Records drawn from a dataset
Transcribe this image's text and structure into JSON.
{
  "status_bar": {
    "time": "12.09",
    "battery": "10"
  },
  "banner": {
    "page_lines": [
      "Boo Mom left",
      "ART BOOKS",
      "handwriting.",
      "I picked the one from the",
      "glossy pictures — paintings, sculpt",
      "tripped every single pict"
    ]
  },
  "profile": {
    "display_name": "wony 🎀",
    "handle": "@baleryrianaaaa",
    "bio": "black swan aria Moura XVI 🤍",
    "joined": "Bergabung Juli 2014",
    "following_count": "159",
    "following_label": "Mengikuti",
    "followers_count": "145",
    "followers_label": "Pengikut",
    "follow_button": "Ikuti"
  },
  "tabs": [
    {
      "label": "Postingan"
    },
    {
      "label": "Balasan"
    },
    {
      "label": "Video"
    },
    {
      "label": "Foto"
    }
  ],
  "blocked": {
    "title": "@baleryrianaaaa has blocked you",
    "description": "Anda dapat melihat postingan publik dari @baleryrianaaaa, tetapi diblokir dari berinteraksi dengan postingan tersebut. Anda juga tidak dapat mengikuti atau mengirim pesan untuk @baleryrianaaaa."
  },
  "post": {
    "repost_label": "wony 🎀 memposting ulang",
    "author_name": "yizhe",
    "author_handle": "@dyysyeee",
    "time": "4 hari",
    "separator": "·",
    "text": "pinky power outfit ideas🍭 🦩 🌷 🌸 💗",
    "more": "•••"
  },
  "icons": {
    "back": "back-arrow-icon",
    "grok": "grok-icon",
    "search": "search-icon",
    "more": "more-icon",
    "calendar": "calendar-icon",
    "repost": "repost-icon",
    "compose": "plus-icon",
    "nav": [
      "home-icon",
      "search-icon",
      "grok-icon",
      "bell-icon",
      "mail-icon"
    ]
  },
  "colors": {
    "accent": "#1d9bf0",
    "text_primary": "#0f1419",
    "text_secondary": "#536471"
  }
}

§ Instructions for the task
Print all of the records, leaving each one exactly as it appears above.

§ Answer to the problem
Transcribe this image's text and structure into JSON.
{
  "status_bar": {
    "time": "12.09",
    "battery": "10"
  },
  "banner": {
    "page_lines": [
      "Boo Mom left",
      "ART BOOKS",
      "handwriting.",
      "I picked the one from the",
      "glossy pictures — paintings, sculpt",
      "tripped every single pict"
    ]
  },
  "profile": {
    "display_name": "wony 🎀",
    "handle": "@baleryrianaaaa",
    "bio": "black swan aria Moura XVI 🤍",
    "joined": "Bergabung Juli 2014",
    "following_count": "159",
    "following_label": "Mengikuti",
    "followers_count": "145",
    "followers_label": "Pengikut",
    "follow_button": "Ikuti"
  },
  "tabs": [
    {
      "label": "Postingan"
    },
    {
      "label": "Balasan"
    },
    {
      "label": "Video"
    },
    {
      "label": "Foto"
    }
  ],
  "blocked": {
    "title": "@baleryrianaaaa has blocked you",
    "description": "Anda dapat melihat postingan publik dari @baleryrianaaaa, tetapi diblokir dari berinteraksi dengan postingan tersebut. Anda juga tidak dapat mengikuti atau mengirim pesan untuk @baleryrianaaaa."
  },
  "post": {
    "repost_label": "wony 🎀 memposting ulang",
    "author_name": "yizhe",
    "author_handle": "@dyysyeee",
    "time": "4 hari",
    "separator": "·",
    "text": "pinky power outfit ideas🍭 🦩 🌷 🌸 💗",
    "more": "•••"
  },
  "icons": {
    "back": "back-arrow-icon",
    "grok": "grok-icon",
    "search": "search-icon",
    "more": "more-icon",
    "calendar": "calendar-icon",
    "repost": "repost-icon",
    "compose": "plus-icon",
    "nav": [
      "home-icon",
      "search-icon",
      "grok-icon",
      "bell-icon",
      "mail-icon"
    ]
  },
  "colors": {
    "accent": "#1d9bf0",
    "text_primary": "#0f1419",
    "text_secondary": "#536471"
  }
}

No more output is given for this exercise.